  32. ^ Sherman, Jake; Palmer, Anna; Ross, Garrett; Okun, Eli. "POLITICO Playbook PM: White House floats a Trump speech as the outbreak spreads". POLITICO. Retrieved June 3, 2021.
  33. ^ a b Ferriss, Tim (June 21, 2018). "The Tim Ferriss Show Transcripts: Kara Swisher (#218)". The Blog of Author Tim Ferriss.
  34. ^ Nicholas Carlson, Kara Swisher Suffered A "Mini-Stroke," But She Seems To Be OK Oct 19, 2011 businessinsider.com
  35. ^ Swisher, Kara (March 5, 2019). "Opinion | Luke Perry Had a Stroke and Died. I Had One and Lived". The New York Times.
  36. ^ "Kara Swisher Is Silicon Valley's Most Feared and Well-Liked Journalist. How Does That Work?". Intelligencer.

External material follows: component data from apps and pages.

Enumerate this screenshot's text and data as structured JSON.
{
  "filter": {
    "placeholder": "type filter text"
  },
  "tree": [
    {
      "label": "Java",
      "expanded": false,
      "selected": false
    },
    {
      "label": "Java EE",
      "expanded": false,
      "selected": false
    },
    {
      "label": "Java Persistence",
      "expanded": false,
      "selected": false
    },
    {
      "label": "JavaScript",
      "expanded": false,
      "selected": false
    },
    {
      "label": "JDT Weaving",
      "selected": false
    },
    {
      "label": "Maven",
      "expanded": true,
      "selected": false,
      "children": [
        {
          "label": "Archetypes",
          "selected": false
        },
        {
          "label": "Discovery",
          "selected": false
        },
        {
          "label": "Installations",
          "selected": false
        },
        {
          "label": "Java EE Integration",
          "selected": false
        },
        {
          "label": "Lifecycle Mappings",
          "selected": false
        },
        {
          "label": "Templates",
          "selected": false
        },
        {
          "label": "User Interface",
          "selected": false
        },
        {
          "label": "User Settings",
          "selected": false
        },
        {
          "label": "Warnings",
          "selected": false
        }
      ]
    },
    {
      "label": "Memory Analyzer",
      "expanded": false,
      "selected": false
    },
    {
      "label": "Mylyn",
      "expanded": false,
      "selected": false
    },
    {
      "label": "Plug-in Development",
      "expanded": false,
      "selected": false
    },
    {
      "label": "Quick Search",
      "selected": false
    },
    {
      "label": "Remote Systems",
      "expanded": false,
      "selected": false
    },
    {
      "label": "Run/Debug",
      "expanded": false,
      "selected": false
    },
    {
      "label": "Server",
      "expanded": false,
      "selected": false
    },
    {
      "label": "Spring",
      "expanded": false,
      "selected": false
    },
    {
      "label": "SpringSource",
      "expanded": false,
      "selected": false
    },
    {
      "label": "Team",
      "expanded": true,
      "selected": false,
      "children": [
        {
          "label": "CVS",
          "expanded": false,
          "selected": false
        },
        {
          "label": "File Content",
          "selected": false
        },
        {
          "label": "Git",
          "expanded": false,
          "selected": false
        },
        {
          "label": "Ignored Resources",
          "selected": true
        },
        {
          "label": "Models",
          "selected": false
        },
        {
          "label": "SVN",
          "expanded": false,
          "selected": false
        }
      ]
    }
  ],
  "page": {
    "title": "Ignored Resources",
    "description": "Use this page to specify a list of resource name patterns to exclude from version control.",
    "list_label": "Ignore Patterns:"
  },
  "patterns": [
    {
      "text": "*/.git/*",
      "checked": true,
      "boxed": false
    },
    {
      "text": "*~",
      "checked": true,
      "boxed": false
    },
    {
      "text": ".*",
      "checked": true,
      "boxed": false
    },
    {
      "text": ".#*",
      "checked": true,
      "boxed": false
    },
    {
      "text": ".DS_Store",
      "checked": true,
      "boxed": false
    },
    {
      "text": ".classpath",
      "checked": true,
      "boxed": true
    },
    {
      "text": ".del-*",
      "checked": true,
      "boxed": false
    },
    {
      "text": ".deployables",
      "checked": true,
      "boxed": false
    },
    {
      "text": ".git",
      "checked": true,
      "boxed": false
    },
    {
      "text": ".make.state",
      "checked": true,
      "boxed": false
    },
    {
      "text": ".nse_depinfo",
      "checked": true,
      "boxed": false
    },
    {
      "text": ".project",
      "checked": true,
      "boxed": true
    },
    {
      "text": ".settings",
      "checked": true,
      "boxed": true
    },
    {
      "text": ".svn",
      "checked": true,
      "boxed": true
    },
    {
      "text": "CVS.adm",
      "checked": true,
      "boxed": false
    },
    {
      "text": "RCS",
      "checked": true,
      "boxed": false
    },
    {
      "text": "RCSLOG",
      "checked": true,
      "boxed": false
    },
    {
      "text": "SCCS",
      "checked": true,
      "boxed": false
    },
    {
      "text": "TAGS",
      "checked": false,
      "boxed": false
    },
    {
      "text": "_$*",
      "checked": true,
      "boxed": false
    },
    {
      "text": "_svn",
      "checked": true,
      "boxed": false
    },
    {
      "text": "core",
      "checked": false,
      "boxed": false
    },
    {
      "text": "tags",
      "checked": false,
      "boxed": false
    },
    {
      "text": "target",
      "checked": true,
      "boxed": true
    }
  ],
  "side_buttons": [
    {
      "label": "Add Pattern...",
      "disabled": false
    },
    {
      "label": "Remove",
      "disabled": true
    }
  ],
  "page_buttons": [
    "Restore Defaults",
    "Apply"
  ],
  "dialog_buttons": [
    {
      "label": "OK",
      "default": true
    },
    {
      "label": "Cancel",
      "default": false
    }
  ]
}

  37. ^ "Apple goes 5G, the Feds want to break up Google Chrome, and Fareed Zakaria on lessons from 2020". Pivot--Voxmedia Podcast Network. October 13, 2020.
  38. ^ "Loeb Award Winners". UCLA Anderson School of Management. June 28, 2011. Archived from the original on April 1, 2019. Retrieved February 2, 2019.
  39. ^ Kelly, Adam (May 28, 2020). "Announcing Fast Company's first-ever Queer 50 list". Fast Company. Retrieved June 3, 2021.
  40. ^ "Announcing Fast Company's second annual Queer 50 list". Fast Company. Retrieved June 3, 2021.

External links[edit]